Lively’s defense is helped by his length and athleticism. His wingspan was measured at 7’7”, his standing reach at 9’4” and his max vertical at 40” at the NBA Draft Combine last month. That fits with the Nets desire to build their on-court culture around defense. Here’s some highlights from his year at Duke:
Then, there’s his character, which is something the Nets want to improve in their overall culture. Also on Wednesday, Bobby Marks became emotional as he discussed his interview with Lively.
“I’ve sat with a lot of draft prospects in my career and there’s only been two — Jimmy Butler in 2011 and Dereck recently — where my emotions got the best of me, where I almost had to walk out of the room,” said Marks who was the Nets assistant GM before his ESPN gig ... and has also prepped draft prospects.”
“His father passed away in 2014, his mom Kathy was diagnosed with cancer ... thankfully, she’s in remission right now since 2022. The only child, he took care of his mom.

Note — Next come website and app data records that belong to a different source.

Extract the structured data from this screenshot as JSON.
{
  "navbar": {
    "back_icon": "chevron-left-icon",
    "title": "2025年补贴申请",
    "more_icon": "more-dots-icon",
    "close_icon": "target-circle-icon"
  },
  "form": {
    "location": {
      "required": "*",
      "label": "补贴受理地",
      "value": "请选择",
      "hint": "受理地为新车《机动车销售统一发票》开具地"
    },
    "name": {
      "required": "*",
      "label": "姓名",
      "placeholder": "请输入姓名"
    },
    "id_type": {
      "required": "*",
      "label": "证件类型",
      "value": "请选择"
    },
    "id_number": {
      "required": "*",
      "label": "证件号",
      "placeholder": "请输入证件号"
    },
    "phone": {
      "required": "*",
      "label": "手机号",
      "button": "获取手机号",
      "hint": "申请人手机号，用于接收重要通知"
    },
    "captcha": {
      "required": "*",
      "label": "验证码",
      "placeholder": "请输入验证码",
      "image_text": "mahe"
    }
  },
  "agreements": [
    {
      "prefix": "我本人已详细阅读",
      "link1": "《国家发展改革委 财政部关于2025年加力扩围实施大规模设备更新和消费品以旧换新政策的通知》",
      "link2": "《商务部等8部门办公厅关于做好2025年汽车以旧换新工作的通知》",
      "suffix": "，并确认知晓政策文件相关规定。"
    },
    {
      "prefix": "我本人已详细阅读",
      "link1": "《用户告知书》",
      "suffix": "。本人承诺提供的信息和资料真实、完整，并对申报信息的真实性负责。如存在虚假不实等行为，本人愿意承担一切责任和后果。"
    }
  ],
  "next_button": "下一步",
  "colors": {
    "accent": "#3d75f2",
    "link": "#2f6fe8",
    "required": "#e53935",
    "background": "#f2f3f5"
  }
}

She took care of him. It is one of the great stories of this Draft.
“Thursday means a lot to all these draft prospects but Malika you can sense this means just a little bit more to Dereck.”
How would Lively fit. The Nets have two young bigs already. Nic Claxton, who’s 24 and coming off a sterling season that saw him lead the league in shooting percentage and finished second in blocked shots. Sharpe, who’s still only 21, showed some growth last season in both Brooklyn and Long Island. As Billy Reinhardt who has written for us tweeted Wednesday, Marks has a history of “backfilling” bigs.
Brooklyn has brought players in for last minute workouts often over the years. The advantage to having the Draft in NY.— Billy Reinhardt (@BillyReinhardt) June 21, 2023
Keep in mind, Sean Marks has backfilled center every two years with a 1st round talent (Allen ‘17, Claxton ‘19, Sharpe ‘21). Dereck Lively II fits the mold. https://t.co/91O3qcMFmq
We’ve also seen workout videos of Claxton practicing 3-pointers this summer, just as Sharpe did last season.
Nic Claxton working on shooting 3s pic.twitter.com/TNSFj1o3VA— Brooklyn Netcast (@BrooklynNetcast) June 7, 2023
And in case you’ve forgotten, the Nets have a 6’11” 26-year-old in Ben Simmons who IF healthy has some possibilities as well.
So, as we do every third Thursday in June, we await developments.
- Nets could look to use first-round NBA draft picks to maneuver, deal - Brian Lewis - New York Post